Thursday, March 15, 2012

John Leopold Needs to Go

I must admit, I haven’t been motivated to blog lately.  But when I saw the latest tidbit coming out of the scandal surrounding Anne Arundel County Executive John Leopold, I snapped out of my Jimmy Carter-style malaise.

Numerous press outlets are reporting that the ACLU, The Capital newspaper, and others filed public information requests seeking copies of the dossiers the Anne Arundel County Police Department had assembled on some of the county executive’s political opponents.

And, what they got back was mind-blowing.
It appears that the county’s police force was engaged in an aggressive research effort into the backgrounds of Leopold’s perceived political enemies.  While this really isn’t news – the initial round of news coverage about Leopold’s indictment referenced the dossiers’ existence – the materials yielded through public information requests illustrate the project’s depth, breadth, and scope.

One of the subjects of the investigation, Carl Snowden, had a dossier containing 25 years’ worth of research materials.

Former Anne Arundel County Councilman Tom Redmond had a dossier as well, even though he didn’t even realize Leopold considered him an enemy.

The initial round of coverage into the Leopold scandal focused on the salacious. But these public information disclosures have rightfully brought attention back to the serious.

Asking a county aide to change a urine bag – as Leopold is accused of having done – is reprehensible, not to mention disgusting. But a county executive using his own police department to wage a political dirt-digging campaign against private citizens? That’s downright scary.

We had presidents who used the FBI to investigate their political opponents, and whose legacies have suffered as a result.  

We even had a president – a pretty capable one, in my personal opinion – who had to resign because he clumsily used the White House to perform the same function.

As for Leopold, you’d think that a guy who likes to dress up like Lincoln would have learned the lessons of history.  

Unfortunately, Maryland has a pretty rich history when it comes to political scandal.  These scandals can be grouped into three categories.
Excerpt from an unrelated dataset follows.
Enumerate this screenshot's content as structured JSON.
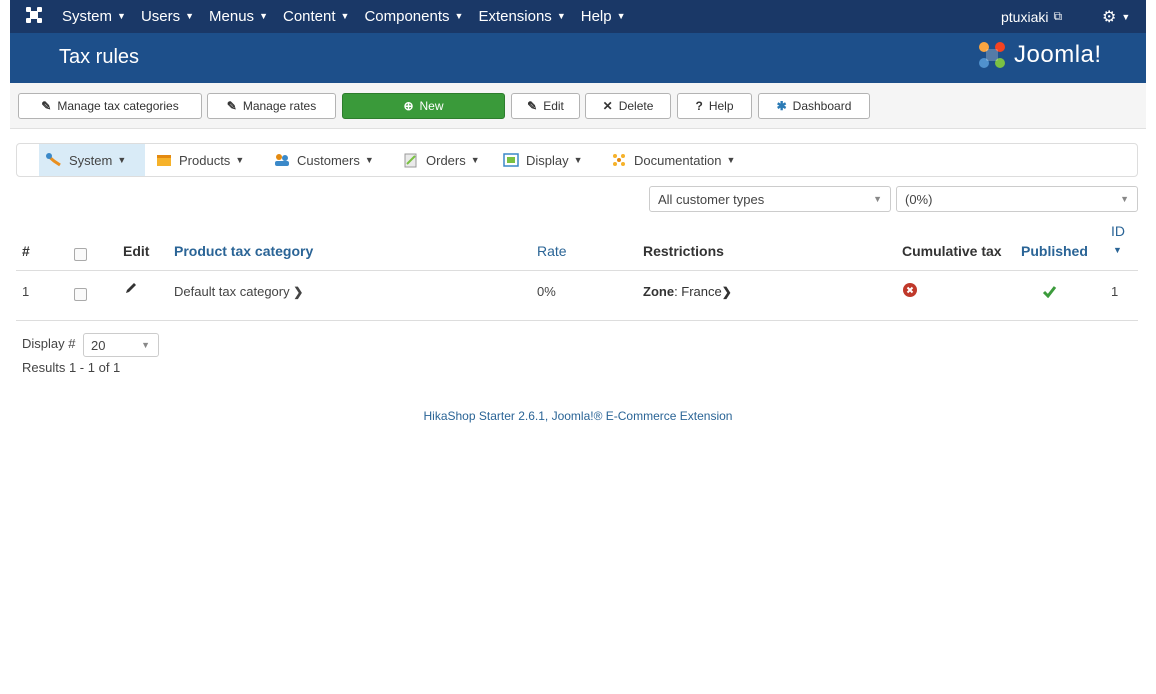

First, you have the thieves – elected officials who wantonly stole from the public trough. Examples include City Comptroller Jackie McLean (who pilfered $25,000 in city money) and Mayor Sheila Dixon (who walked off with a handful of gift cards given to the city to benefit poor children).

The second, and largest, category is comprised of the cronies – politicos who used their positions to enrich themselves or their friends. 

Examples include Vice President Spiro Agnew (who took bribes as governor of Maryland),  Baltimore City Council President Wally Orlinsky (who extorted money from a company wanting to do business with the City), Prince George’s County Executive Jack B. Johnson (another bribe taker), Senator Ulysses Currie (sanctioned by the Maryland State Senate for taking $250,000 in undisclosed payments from Shoppers Food Warehouse), and Governor Marvin Mandel (convicted of mail fraud and racketeering, though the conviction was later overturned on a technicality).

Lastly, you have misadventurers – people tripped up by their own bad behavior or bad judgment. Robocallers Paul Schurick and Julius Henson immediately come to mind, as does former First District Congressman Bob Baumann, whose career ended amid a sex scandal involving a young boy.

If I were trying to place Leopold in the scandal hierarchy, I’d give him misadventurer status. Most of the allegations outlined in the indictment reflect a penchant for overindulgence, lust, and arrogance in Leopold’s character.

But the taxpayer-financed snooping by police is more sinister than the other alleged misadventures.

People deserve to know that their county executive is working for, and not against them. That same can be said of their local police department.  Leopold’s alleged misdeeds have undermined confidence in both institutions.  It’s a violation of the public’s trust on a fundamental level.
This is why he needs to resign.  I just do not see how a guy who used the police to investigate private citizens for political purposes can credibly stay in office another minute.

Unfortunately, if Leopold refuses to resign, then the Anne Arundel County Council has limited options. According to Section 404 of the county charter, the council can only remove him if he is convicted of the crimes for which he has been accused.
However, there is nothing stopping the council from passing a measure expressing a vote of no confidence in Leopold’s leadership – that is, except for the council’s own recent, well-publicized dysfunction stemming from its collective inability to fill a vacant council seat.

Still, it’s during times like these when leadership emerges from unexpected places.

I hope the council can come together and unanimously pass a resolution condemning Leopold’s behavior.  Their constituents are depending on them to set the squabbling aside and get serious about a serious situation.
Something tells me Leopold’s not going to go quietly. But getting a previously divided council to step up and speak in one voice may be the first step towards prying his recalcitrant knuckles off the doorknob.